The Swedish-based company has built up a significant profile across the European consumer payments landscape via its buy now, pay later (BNPL) products. 

Its customer base includes 18 million British customers, and Klarna believes its Open Banking offering has significant UK potential due to the five million people in the country who use the technology.

The company’s Open Banking feature functions by enabling consumers to link personal bank accounts to a Klarna account and subsequently share bank data. Klarna will then use this data to inform its money lending decisions.

Wilko Klaassen, VP of Open Banking at Klarna, said: “Open banking offers a huge opportunity for Klarna to reduce the cost of payments to society by cutting out the established card payment networks, and using up-to-date bank account data to make ever better lending decisions. 

“This new launch builds on the success we have seen in 10 countries across Europe and will give UK open banking a major boost.”

Although this marks the launch of its UK Open Banking offering, Klarna has been making extensive use of the practice in other markets, having launched settlements for its Pay Now instant programme option. It has further plans to launch Pay in 30 and Pay in 3 later this year.

Open Banking has accelerated in use in the UK and its potential has been noted by a range of stakeholders including customers, fintechs, the traditional banking sector, the government, and other political actors.

Notably, the Crown Commercial Service’s (CCS) Dynamic Purchasing System (DPS) for Open Banking services has seen engagement with a range of financial firms. NatWest – which has been praising the benefits of Open Banking lately – became the first bank to join the DPS last month.

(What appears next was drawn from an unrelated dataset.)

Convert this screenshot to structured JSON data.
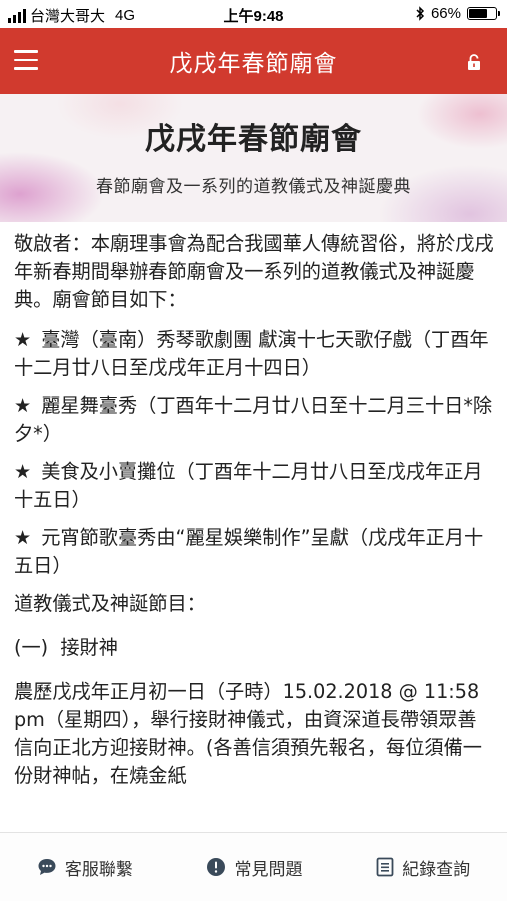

However, the government-commissioned Future of Payments Review, chaired by former Nationwide Chief Executive Joe Garner, outlined an urgent need for updates to the UK’s regulatory framework on Open Banking.